The first is a snuff-box thought to have been owned by Nelson and which was given by him to his secretary, George Unwin.
The box, made of tortoiseshell composition, is decorated with a view of the incomparable Amalfi coast, contains a note written by George Unwin’s son:
My Father had either lost his own snuff box on going ashore or in some shop in Palermo and upon mentioning the circumstances at Lady Hamilton’s table where Lord Nelson was one of the party his Lordship handed over to him this identical box and desired him to keep it until he could get a better one.
Next is another of those glass paintings, similar in style to the ones we saw commemorating the death of Princess Charlotte earlier in the week.
This one commemorates Nelson’s funeral. To be strictly accurate the glass painting shows Nelson’s coffin lying in state at Greenwich, prior to the funeral. The inscription on the painting is as follows:
Representation of the BODY of the Late Illustrious ADMIRAL LORD NELSON laying in STATE in the Painted Hall in Greenwich Hospital
The next item is one I covet: a small pearlware commemorative bowl, circa 1805:
It is inscribed with Nelson’s famous message to the fleet, given just before the Battle of Trafalgar: England Expects Every Man To Do His Duty
And finally, a very special mourning ring:
This is reputed to have been given to Surgeon Beattie, the man who attended Nelson when he was dying on HMS Victory. The sale catalogue tell us that:

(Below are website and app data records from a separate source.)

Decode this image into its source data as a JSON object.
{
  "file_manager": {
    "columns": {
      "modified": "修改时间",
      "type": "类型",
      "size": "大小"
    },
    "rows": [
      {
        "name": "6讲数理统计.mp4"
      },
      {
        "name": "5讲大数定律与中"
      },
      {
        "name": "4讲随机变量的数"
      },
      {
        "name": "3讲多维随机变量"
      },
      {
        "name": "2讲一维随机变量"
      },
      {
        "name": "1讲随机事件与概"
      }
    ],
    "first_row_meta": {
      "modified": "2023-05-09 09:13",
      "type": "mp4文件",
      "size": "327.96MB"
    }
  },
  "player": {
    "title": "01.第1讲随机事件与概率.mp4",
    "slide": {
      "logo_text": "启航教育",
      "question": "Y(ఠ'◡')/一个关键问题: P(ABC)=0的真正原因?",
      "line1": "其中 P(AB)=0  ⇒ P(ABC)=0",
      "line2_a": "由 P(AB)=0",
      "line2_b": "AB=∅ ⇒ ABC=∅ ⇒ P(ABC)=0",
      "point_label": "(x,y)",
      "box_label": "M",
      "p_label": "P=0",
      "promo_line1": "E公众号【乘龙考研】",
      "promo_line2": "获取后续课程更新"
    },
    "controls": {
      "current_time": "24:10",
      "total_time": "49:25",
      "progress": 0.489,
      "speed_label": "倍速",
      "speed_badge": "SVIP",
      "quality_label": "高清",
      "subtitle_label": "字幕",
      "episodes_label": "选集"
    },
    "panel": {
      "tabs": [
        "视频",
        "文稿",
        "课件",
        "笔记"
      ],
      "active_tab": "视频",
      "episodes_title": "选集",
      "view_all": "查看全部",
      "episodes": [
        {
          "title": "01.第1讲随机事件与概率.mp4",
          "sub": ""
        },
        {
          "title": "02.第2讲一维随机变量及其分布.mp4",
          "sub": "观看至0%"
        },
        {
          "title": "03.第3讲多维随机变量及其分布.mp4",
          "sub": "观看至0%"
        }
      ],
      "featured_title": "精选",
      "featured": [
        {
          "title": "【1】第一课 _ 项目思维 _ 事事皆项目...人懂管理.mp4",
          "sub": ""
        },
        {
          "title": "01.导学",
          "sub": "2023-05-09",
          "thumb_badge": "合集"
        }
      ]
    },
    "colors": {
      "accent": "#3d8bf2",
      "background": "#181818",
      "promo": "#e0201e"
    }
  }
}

Beattie, a native of Eskdale was buried in Canonbie Churchyard in Dumfries. Acquired by Dr Carlyle of Langholm, Dumfries, from a patient and thence from him to Mr Alex Scott of Arkinholm and then by descent.
The catalogue also remarks that:
Some 58 original recipients are listed for these mourning rings, although slight differences in the style of examples surviving, suggest that more may have been made. Two similar examples are in the National Maritime Museum collection.
The sale estimate is between £8,000 and £12,000. Last March a similar ring sold at Bonhams for £14,400.